Gyallesu, while speaking with journalists on how best the MFBs could be better funded to improve their contributions to the nation’s Gross Domestic Product (GDP) after close to two years of COVID-19 pandemic-triggered slowdown at the end of the NAMB’s 11th Annual General Meeting (AGM) in Abuja, said the apex bank could also foster linkages between the Deposit Money banks, Development banks and other Specialized Financial Institutions such that MFBs to boost MSMEs’ productivity.
He explained: “What the microfinance subsector needs now is funding to be able to support MSMEs. This funding can come in the form of interventions specifically designed and targeted at the MSMEs to be routed through MFBs.
“Another avenue is for CBN to foster linkages between the Deposit Money banks, Development banks and other Specialized Financial Institutions such that MFBs can source wholesale funds and refinancing facilities from them in order to widen their outreach and for on-lending to the MSMEs at relatively cheaper costs.
“In addition, the CBN could establish a Microfinance Sector Development Fund to provide necessary support for the development of the sub-sector in terms of refinancing facility, capacity building, and other promotional activities”, the NAMB President added.
Commenting on the recent intervention by the National Assembly which resulted in the shifting of the recapitalization deadline for the MFBs, the seasoned banker noted that “the intervention of National Assembly was timely and a welcomed move.

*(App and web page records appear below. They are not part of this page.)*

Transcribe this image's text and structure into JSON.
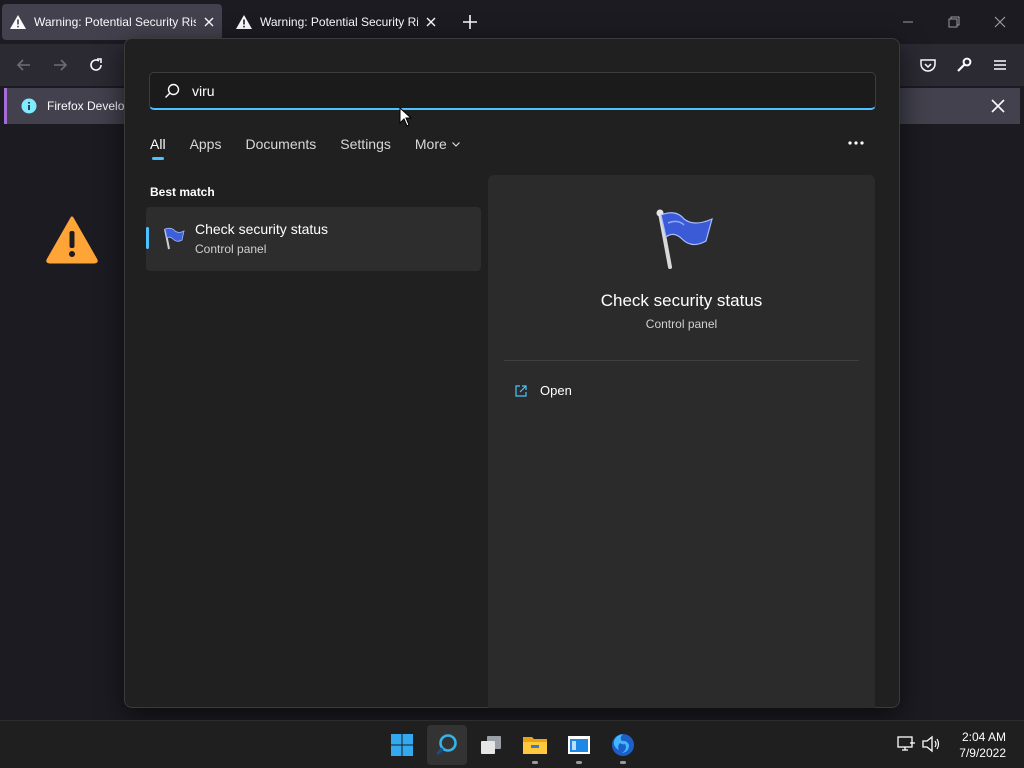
{
  "browser": {
    "tabs": [
      {
        "title": "Warning: Potential Security Risk"
      },
      {
        "title": "Warning: Potential Security Risk"
      }
    ],
    "notice": "Firefox Developer"
  },
  "search": {
    "query": "viru",
    "filters": [
      "All",
      "Apps",
      "Documents",
      "Settings",
      "More"
    ],
    "best_match_label": "Best match",
    "result": {
      "title": "Check security status",
      "subtitle": "Control panel"
    },
    "detail": {
      "title": "Check security status",
      "subtitle": "Control panel",
      "action": "Open"
    }
  },
  "taskbar": {
    "time": "2:04 AM",
    "date": "7/9/2022"
  },
  "colors": {
    "accent": "#4cc2ff",
    "panel": "#202020",
    "firefox_bg": "#1c1b22"
  }
}
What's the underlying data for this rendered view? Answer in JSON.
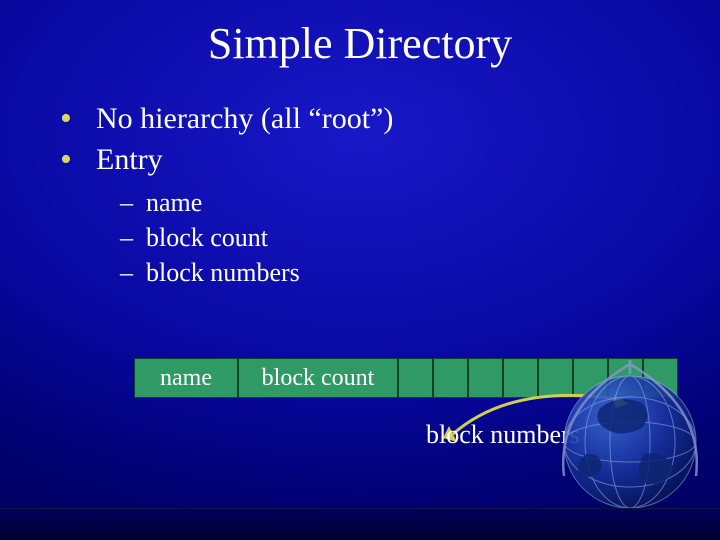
{
  "title": "Simple Directory",
  "bullets": [
    "No hierarchy (all “root”)",
    "Entry"
  ],
  "sub_bullets": [
    "name",
    "block count",
    "block numbers"
  ],
  "diagram": {
    "name_label": "name",
    "block_count_label": "block count",
    "block_numbers_label": "block numbers",
    "small_cell_count": 8
  }
}
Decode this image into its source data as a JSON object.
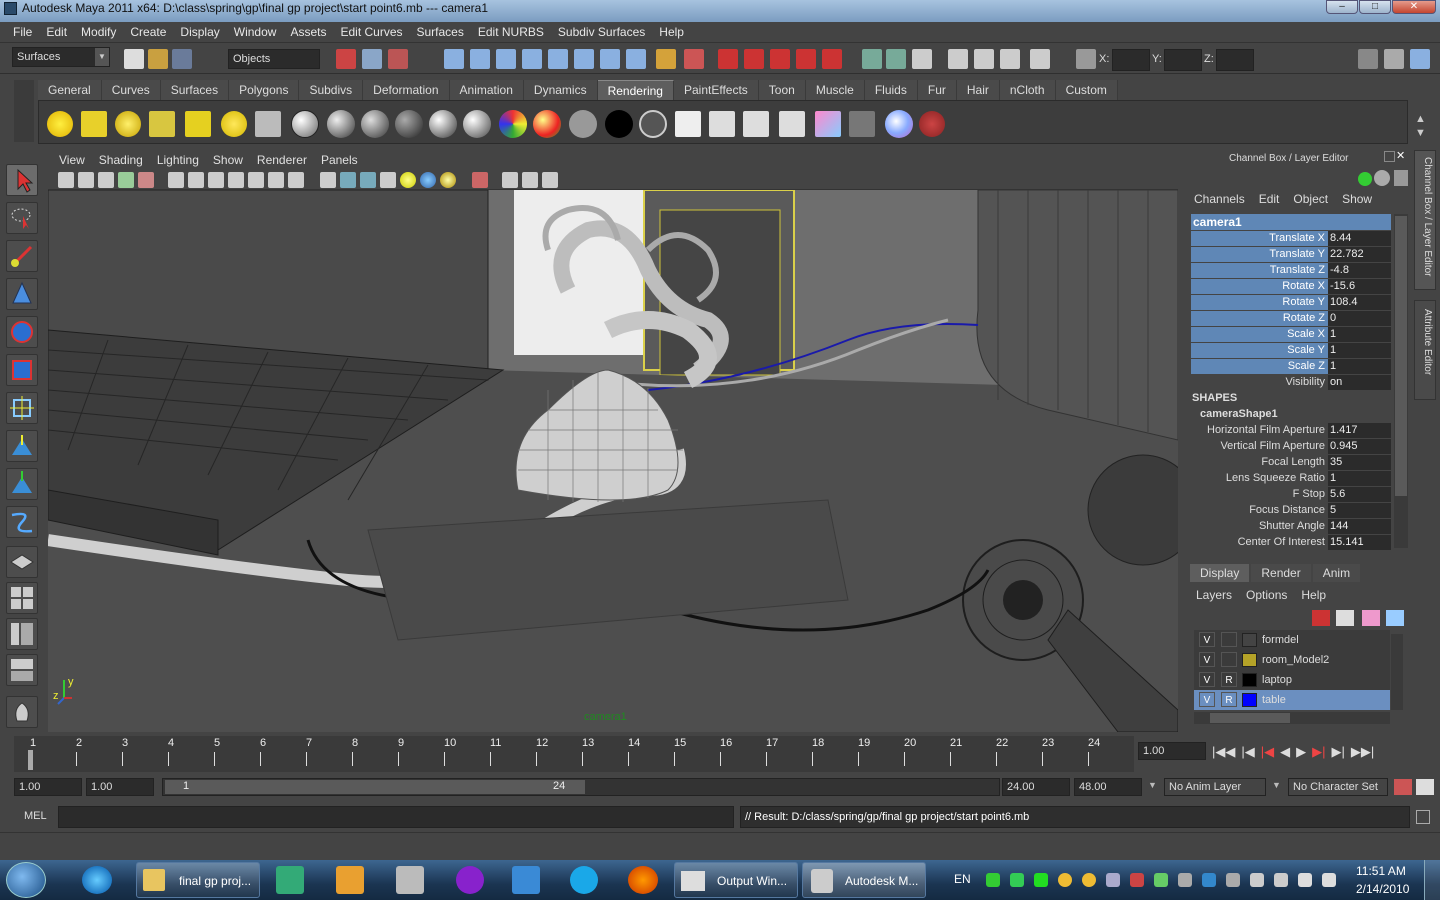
{
  "window": {
    "title": "Autodesk Maya 2011 x64: D:\\class\\spring\\gp\\final gp project\\start point6.mb   ---   camera1"
  },
  "menu": [
    "File",
    "Edit",
    "Modify",
    "Create",
    "Display",
    "Window",
    "Assets",
    "Edit Curves",
    "Surfaces",
    "Edit NURBS",
    "Subdiv Surfaces",
    "Help"
  ],
  "status": {
    "menuset": "Surfaces",
    "selection_mask": "Objects",
    "x_label": "X:",
    "y_label": "Y:",
    "z_label": "Z:"
  },
  "shelf_tabs": [
    "General",
    "Curves",
    "Surfaces",
    "Polygons",
    "Subdivs",
    "Deformation",
    "Animation",
    "Dynamics",
    "Rendering",
    "PaintEffects",
    "Toon",
    "Muscle",
    "Fluids",
    "Fur",
    "Hair",
    "nCloth",
    "Custom"
  ],
  "shelf_active": "Rendering",
  "viewport": {
    "menus": [
      "View",
      "Shading",
      "Lighting",
      "Show",
      "Renderer",
      "Panels"
    ],
    "camera_label": "camera1",
    "axis_y": "y",
    "axis_z": "z"
  },
  "channelbox": {
    "title": "Channel Box / Layer Editor",
    "menus": [
      "Channels",
      "Edit",
      "Object",
      "Show"
    ],
    "object": "camera1",
    "attrs": [
      {
        "label": "Translate X",
        "value": "8.44"
      },
      {
        "label": "Translate Y",
        "value": "22.782"
      },
      {
        "label": "Translate Z",
        "value": "-4.8"
      },
      {
        "label": "Rotate X",
        "value": "-15.6"
      },
      {
        "label": "Rotate Y",
        "value": "108.4"
      },
      {
        "label": "Rotate Z",
        "value": "0"
      },
      {
        "label": "Scale X",
        "value": "1"
      },
      {
        "label": "Scale Y",
        "value": "1"
      },
      {
        "label": "Scale Z",
        "value": "1"
      },
      {
        "label": "Visibility",
        "value": "on"
      }
    ],
    "shapes_header": "SHAPES",
    "shape_name": "cameraShape1",
    "shape_attrs": [
      {
        "label": "Horizontal Film Aperture",
        "value": "1.417"
      },
      {
        "label": "Vertical Film Aperture",
        "value": "0.945"
      },
      {
        "label": "Focal Length",
        "value": "35"
      },
      {
        "label": "Lens Squeeze Ratio",
        "value": "1"
      },
      {
        "label": "F Stop",
        "value": "5.6"
      },
      {
        "label": "Focus Distance",
        "value": "5"
      },
      {
        "label": "Shutter Angle",
        "value": "144"
      },
      {
        "label": "Center Of Interest",
        "value": "15.141"
      }
    ],
    "side_tabs": [
      "Channel Box / Layer Editor",
      "Attribute Editor"
    ]
  },
  "layers": {
    "tabs": [
      "Display",
      "Render",
      "Anim"
    ],
    "menus": [
      "Layers",
      "Options",
      "Help"
    ],
    "rows": [
      {
        "v": "V",
        "r": "",
        "name": "formdel",
        "color": "#444444"
      },
      {
        "v": "V",
        "r": "",
        "name": "room_Model2",
        "color": "#b5a328"
      },
      {
        "v": "V",
        "r": "R",
        "name": "laptop",
        "color": "#000000"
      },
      {
        "v": "V",
        "r": "R",
        "name": "table",
        "color": "#0000ff"
      }
    ]
  },
  "timeline": {
    "ticks": [
      "1",
      "2",
      "3",
      "4",
      "5",
      "6",
      "7",
      "8",
      "9",
      "10",
      "11",
      "12",
      "13",
      "14",
      "15",
      "16",
      "17",
      "18",
      "19",
      "20",
      "21",
      "22",
      "23",
      "24"
    ],
    "current_time": "1.00"
  },
  "range": {
    "start": "1.00",
    "start2": "1.00",
    "range_start": "1",
    "range_end": "24",
    "end": "24.00",
    "end2": "48.00",
    "anim_layer": "No Anim Layer",
    "character_set": "No Character Set"
  },
  "mel": {
    "label": "MEL",
    "result": "// Result: D:/class/spring/gp/final gp project/start point6.mb"
  },
  "taskbar": {
    "items": [
      "final gp proj...",
      "Output Win...",
      "Autodesk M..."
    ],
    "lang": "EN",
    "time": "11:51 AM",
    "date": "2/14/2010"
  }
}
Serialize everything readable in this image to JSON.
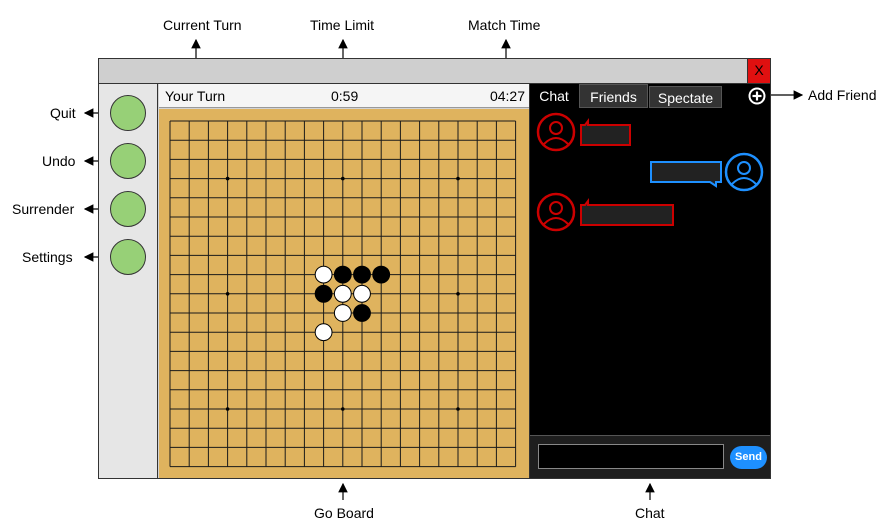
{
  "annotations": {
    "current_turn": "Current Turn",
    "time_limit": "Time Limit",
    "match_time": "Match Time",
    "quit": "Quit",
    "undo": "Undo",
    "surrender": "Surrender",
    "settings": "Settings",
    "add_friend": "Add Friend",
    "go_board": "Go Board",
    "chat": "Chat"
  },
  "window": {
    "close_label": "X"
  },
  "status": {
    "turn": "Your Turn",
    "time_limit": "0:59",
    "match_time": "04:27"
  },
  "tabs": [
    {
      "label": "Chat",
      "active": true
    },
    {
      "label": "Friends",
      "active": false
    },
    {
      "label": "Spectate",
      "active": false
    }
  ],
  "chat": {
    "send_label": "Send",
    "input_value": ""
  },
  "colors": {
    "board": "#dfb35e",
    "button": "#97d077",
    "opponent": "#cc0000",
    "self": "#1e90ff",
    "close": "#e01010"
  },
  "icons": {
    "add_friend": "plus-circle-icon",
    "avatar": "user-icon"
  },
  "board": {
    "size": 19,
    "hoshi": [
      [
        3,
        3
      ],
      [
        3,
        9
      ],
      [
        3,
        15
      ],
      [
        9,
        3
      ],
      [
        9,
        9
      ],
      [
        9,
        15
      ],
      [
        15,
        3
      ],
      [
        15,
        9
      ],
      [
        15,
        15
      ]
    ],
    "stones": [
      {
        "col": 8,
        "row": 8,
        "color": "white"
      },
      {
        "col": 9,
        "row": 8,
        "color": "black"
      },
      {
        "col": 10,
        "row": 8,
        "color": "black"
      },
      {
        "col": 11,
        "row": 8,
        "color": "black"
      },
      {
        "col": 8,
        "row": 9,
        "color": "black"
      },
      {
        "col": 9,
        "row": 9,
        "color": "white"
      },
      {
        "col": 10,
        "row": 9,
        "color": "white"
      },
      {
        "col": 9,
        "row": 10,
        "color": "white"
      },
      {
        "col": 10,
        "row": 10,
        "color": "black"
      },
      {
        "col": 8,
        "row": 11,
        "color": "white"
      }
    ]
  }
}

Though it was persuasive to CBN, it came as a reprieve to our members who are now doubling their efforts to mobilize for additional capital.”
Gyallesu also described the increasing penetration of the rural areas by mobile banking operators and agents as a welcomed development, adding that the NAMB leadership and members see the development as creating opportunities for collaborations and partnerships with the mobile money companies.
According to him, these companies have their infrastructure and need platforms with existing customer base to deploy their services, and this is where the MFBs come in.
Speaking on the NAMB’s membership verification exercise of licensed MFBs, Gyallesu, a former Managing Director of Ecobank Nigeria, disclosed that the exercise had been conducted and that the findings partly informed the NAMB decision to appeal to CBN to review the minimum recapitalisation amounts downward and extend the dateline to 2025 to enable most of the weak MFBs comply accordingly.